I eventually decided Bacigalupi’s Pump Six and Other Stories was one of the strongest and most-memorable single-author science-fiction story collections I’ve read in the past several years. If The Windup Girl didn’t quite live up to my expectations, it’s at least partly because those expectations were high.
But I also think that The Windup Girl would be stronger if it were tightened up a little bit. It’s a good novel as it stands, but it might have been a killer short novel. And although it was not published previously as linked short stories, the density of exposition and the quantity of recapitulations of character relationships and plot points makes it feel almost as if it were originally structured with serial publication in mind.
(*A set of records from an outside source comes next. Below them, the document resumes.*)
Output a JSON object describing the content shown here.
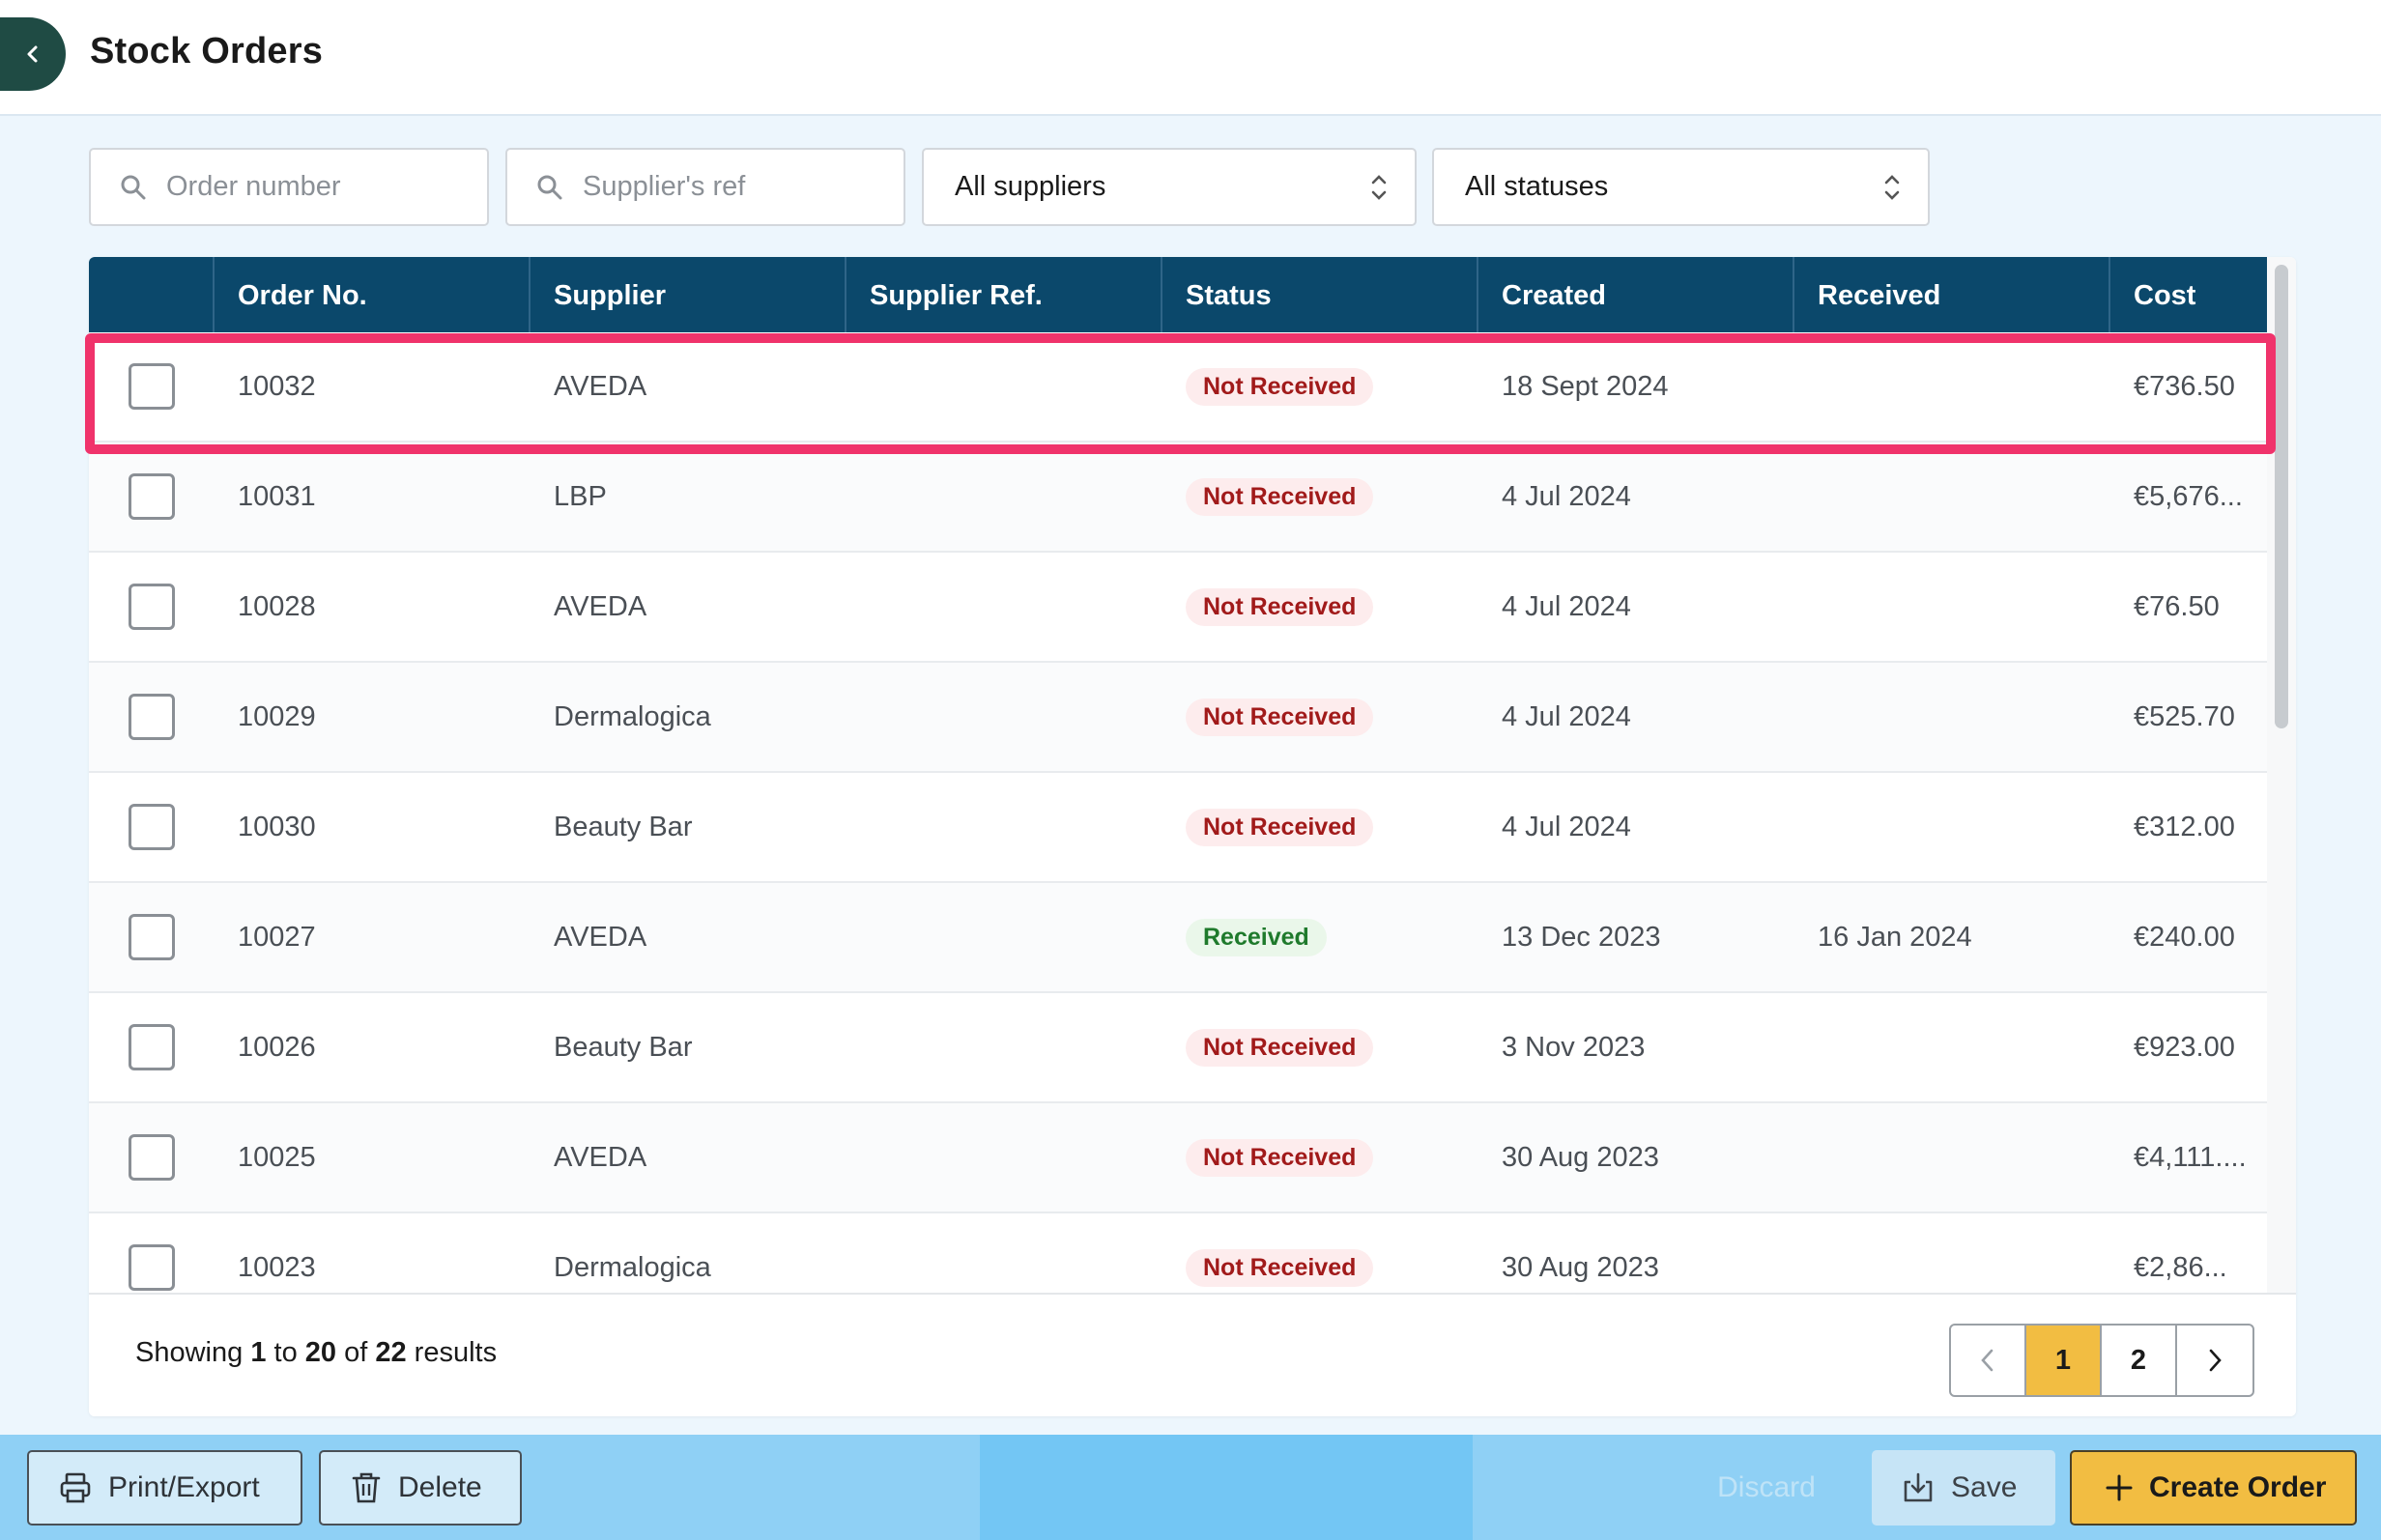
{
  "header": {
    "title": "Stock Orders"
  },
  "filters": {
    "order_number_placeholder": "Order number",
    "supplier_ref_placeholder": "Supplier's ref",
    "supplier_select": "All suppliers",
    "status_select": "All statuses"
  },
  "table": {
    "columns": [
      "",
      "Order No.",
      "Supplier",
      "Supplier Ref.",
      "Status",
      "Created",
      "Received",
      "Cost"
    ],
    "rows": [
      {
        "order": "10032",
        "supplier": "AVEDA",
        "ref": "",
        "status": "Not Received",
        "created": "18 Sept 2024",
        "received": "",
        "cost": "€736.50"
      },
      {
        "order": "10031",
        "supplier": "LBP",
        "ref": "",
        "status": "Not Received",
        "created": "4 Jul 2024",
        "received": "",
        "cost": "€5,676..."
      },
      {
        "order": "10028",
        "supplier": "AVEDA",
        "ref": "",
        "status": "Not Received",
        "created": "4 Jul 2024",
        "received": "",
        "cost": "€76.50"
      },
      {
        "order": "10029",
        "supplier": "Dermalogica",
        "ref": "",
        "status": "Not Received",
        "created": "4 Jul 2024",
        "received": "",
        "cost": "€525.70"
      },
      {
        "order": "10030",
        "supplier": "Beauty Bar",
        "ref": "",
        "status": "Not Received",
        "created": "4 Jul 2024",
        "received": "",
        "cost": "€312.00"
      },
      {
        "order": "10027",
        "supplier": "AVEDA",
        "ref": "",
        "status": "Received",
        "created": "13 Dec 2023",
        "received": "16 Jan 2024",
        "cost": "€240.00"
      },
      {
        "order": "10026",
        "supplier": "Beauty Bar",
        "ref": "",
        "status": "Not Received",
        "created": "3 Nov 2023",
        "received": "",
        "cost": "€923.00"
      },
      {
        "order": "10025",
        "supplier": "AVEDA",
        "ref": "",
        "status": "Not Received",
        "created": "30 Aug 2023",
        "received": "",
        "cost": "€4,111...."
      },
      {
        "order": "10023",
        "supplier": "Dermalogica",
        "ref": "",
        "status": "Not Received",
        "created": "30 Aug 2023",
        "received": "",
        "cost": "€2,86..."
      }
    ]
  },
  "footer": {
    "showing_prefix": "Showing",
    "from": "1",
    "to_word": "to",
    "to": "20",
    "of_word": "of",
    "total": "22",
    "results_word": "results",
    "pages": [
      "1",
      "2"
    ]
  },
  "actions": {
    "print_export": "Print/Export",
    "delete": "Delete",
    "discard": "Discard",
    "save": "Save",
    "create_order": "Create Order"
  },
  "colors": {
    "header_bg": "#0b486b",
    "accent": "#f2bd42",
    "highlight": "#f0336b",
    "action_bar": "#8fd0f5"
  }
}
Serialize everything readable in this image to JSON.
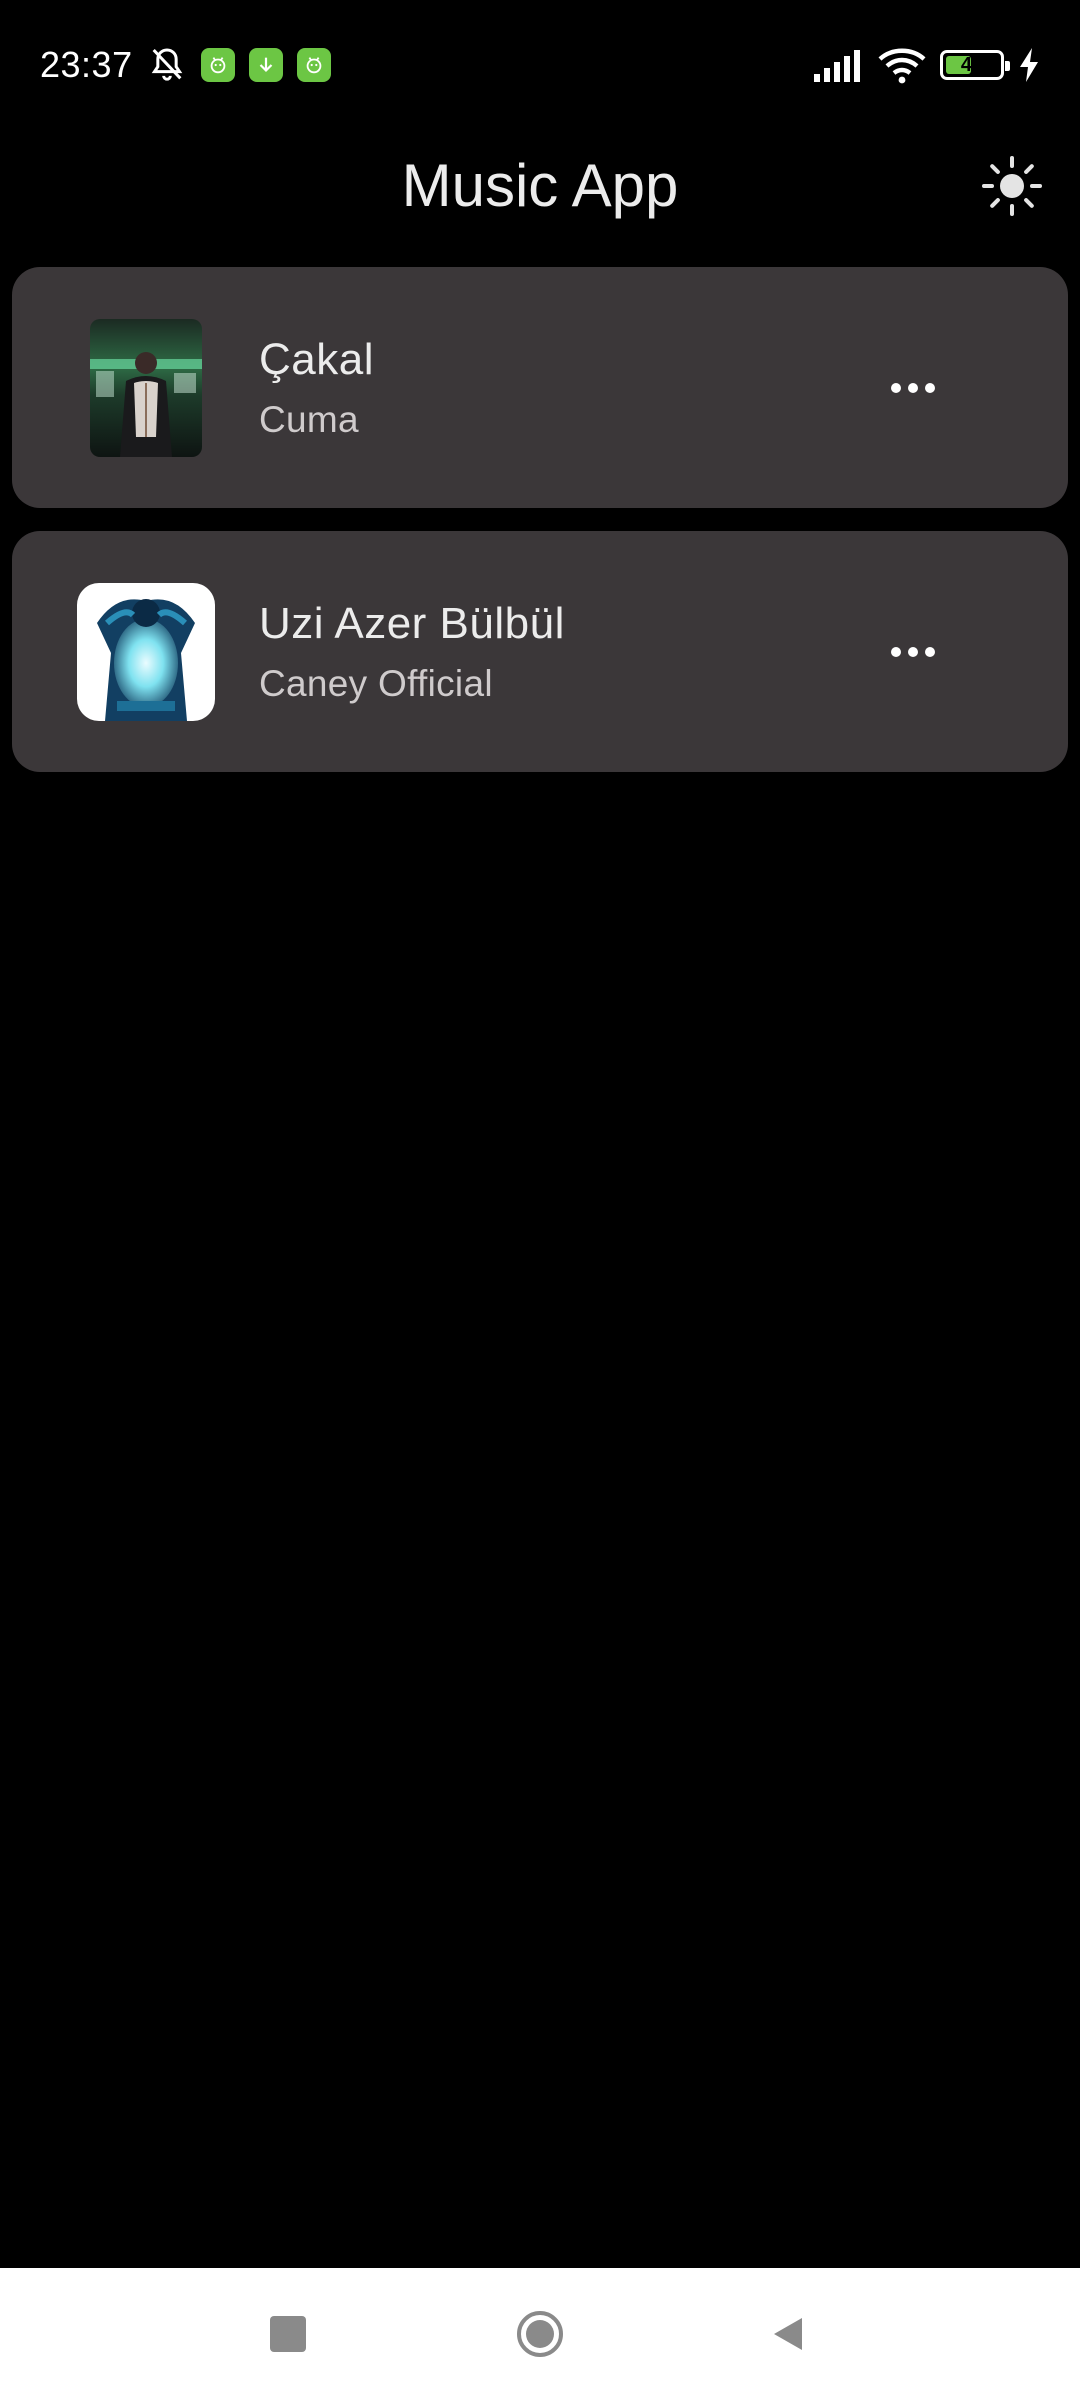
{
  "status_bar": {
    "time": "23:37",
    "icons": [
      "bell-off-icon",
      "app-badge-icon",
      "download-icon",
      "app-badge-icon",
      "signal-icon",
      "wifi-icon",
      "battery-icon",
      "charging-icon"
    ],
    "battery_level": "49",
    "battery_fraction": 0.49,
    "accent_color": "#6cc644"
  },
  "app_bar": {
    "title": "Music App",
    "theme_icon": "sun-icon"
  },
  "songs": [
    {
      "title": "Çakal",
      "artist": "Cuma",
      "menu_icon": "more-horizontal-icon"
    },
    {
      "title": "Uzi Azer Bülbül",
      "artist": "Caney Official",
      "menu_icon": "more-horizontal-icon"
    }
  ],
  "colors": {
    "background": "#000000",
    "card": "#3b3739",
    "title_text": "#ececec",
    "subtitle_text": "#cfcbcc",
    "nav_bar": "#ffffff"
  },
  "nav_bar": {
    "buttons": [
      "recents-icon",
      "home-icon",
      "back-icon"
    ]
  }
}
The Windup Girl returns to the post-global warming, post-fossil fuel world of “The Calorie Man” and “Yellow Card Man,” two of the strongest stories from Pump Six and Other Stories. Part of my problem with The Windup Girl‘s quantity of exposition stems from my previous familiarity with Bacigalupi’s milieu, but part of it is legit — after the first few times, mentioning the power source of an item whenever it is referenced is overkill, as if a contemporary naturalistic novelist referred to “internal combustion engine cars.”
This is a shame, because for me it somewhat overshadowed The Windup Girl‘s many virtues, like the vividly imagined future Thailand, the slow-boiling twisty plot, vivid characters, and the white-hot core of environmental rage that fuels the book.
needs more demons? needs just a little more focus.